(EXERCISE REQUIREMENTS) Extract all lines from the data beneath that include the word "Hanna".

EXCERPTED RECORDS START

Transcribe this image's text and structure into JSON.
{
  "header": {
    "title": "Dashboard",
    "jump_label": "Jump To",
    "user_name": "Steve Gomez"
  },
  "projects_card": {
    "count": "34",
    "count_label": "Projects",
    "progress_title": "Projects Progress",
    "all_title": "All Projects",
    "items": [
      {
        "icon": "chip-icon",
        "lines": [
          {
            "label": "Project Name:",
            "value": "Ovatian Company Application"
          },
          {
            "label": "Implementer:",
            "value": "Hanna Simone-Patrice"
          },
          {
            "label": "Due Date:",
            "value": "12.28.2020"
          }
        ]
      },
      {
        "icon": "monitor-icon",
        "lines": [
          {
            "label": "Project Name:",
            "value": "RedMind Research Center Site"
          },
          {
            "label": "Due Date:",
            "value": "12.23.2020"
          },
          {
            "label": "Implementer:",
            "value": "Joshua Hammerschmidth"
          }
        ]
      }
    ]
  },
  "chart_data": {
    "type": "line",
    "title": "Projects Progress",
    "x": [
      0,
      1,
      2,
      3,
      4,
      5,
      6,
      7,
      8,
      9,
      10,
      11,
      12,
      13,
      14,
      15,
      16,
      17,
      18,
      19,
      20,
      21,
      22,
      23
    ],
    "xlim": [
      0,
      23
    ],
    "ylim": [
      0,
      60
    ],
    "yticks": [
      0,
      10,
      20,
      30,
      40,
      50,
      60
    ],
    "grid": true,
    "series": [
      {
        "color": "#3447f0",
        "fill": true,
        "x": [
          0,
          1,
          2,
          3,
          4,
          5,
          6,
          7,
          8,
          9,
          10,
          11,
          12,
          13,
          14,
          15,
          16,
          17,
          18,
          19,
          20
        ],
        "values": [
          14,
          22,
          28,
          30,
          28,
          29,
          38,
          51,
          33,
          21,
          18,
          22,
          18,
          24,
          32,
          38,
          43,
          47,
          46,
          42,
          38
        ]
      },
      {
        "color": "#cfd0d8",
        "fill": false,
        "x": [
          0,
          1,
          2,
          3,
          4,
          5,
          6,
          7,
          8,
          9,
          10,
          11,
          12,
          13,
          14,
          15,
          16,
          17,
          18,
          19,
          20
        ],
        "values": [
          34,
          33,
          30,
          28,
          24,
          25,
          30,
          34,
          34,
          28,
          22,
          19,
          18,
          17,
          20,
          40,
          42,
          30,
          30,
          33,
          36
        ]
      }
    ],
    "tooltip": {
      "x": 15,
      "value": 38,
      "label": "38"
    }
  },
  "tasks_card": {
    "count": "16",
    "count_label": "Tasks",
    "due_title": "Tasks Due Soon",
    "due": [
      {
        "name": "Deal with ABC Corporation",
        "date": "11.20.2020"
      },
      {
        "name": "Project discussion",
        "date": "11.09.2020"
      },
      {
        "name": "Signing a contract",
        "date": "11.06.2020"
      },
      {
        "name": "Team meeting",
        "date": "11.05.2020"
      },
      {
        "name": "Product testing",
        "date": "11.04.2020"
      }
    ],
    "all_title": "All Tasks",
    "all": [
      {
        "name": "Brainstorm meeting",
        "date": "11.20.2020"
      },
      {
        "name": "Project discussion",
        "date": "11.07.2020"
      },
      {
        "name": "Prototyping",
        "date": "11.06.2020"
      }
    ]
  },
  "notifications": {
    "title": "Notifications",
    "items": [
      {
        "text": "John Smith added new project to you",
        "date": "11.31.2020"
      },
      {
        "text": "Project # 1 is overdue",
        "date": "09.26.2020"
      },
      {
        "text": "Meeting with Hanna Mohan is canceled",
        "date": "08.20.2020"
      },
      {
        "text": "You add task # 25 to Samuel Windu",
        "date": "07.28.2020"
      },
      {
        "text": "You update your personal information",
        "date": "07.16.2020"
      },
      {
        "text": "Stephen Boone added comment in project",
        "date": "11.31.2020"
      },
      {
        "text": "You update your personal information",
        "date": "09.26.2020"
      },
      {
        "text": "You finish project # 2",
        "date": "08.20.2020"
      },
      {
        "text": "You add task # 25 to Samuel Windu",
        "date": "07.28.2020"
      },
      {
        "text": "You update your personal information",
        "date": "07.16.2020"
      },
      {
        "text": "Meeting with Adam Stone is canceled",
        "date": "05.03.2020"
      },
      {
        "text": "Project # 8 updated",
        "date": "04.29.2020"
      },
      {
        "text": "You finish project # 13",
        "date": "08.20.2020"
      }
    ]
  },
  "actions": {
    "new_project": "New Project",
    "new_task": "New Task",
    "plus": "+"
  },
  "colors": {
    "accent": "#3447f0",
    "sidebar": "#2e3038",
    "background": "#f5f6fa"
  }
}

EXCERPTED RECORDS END

(SOLVED EXERCISE)
            "value": "Hanna Simone-Patrice"
        "text": "Meeting with Hanna Mohan is canceled",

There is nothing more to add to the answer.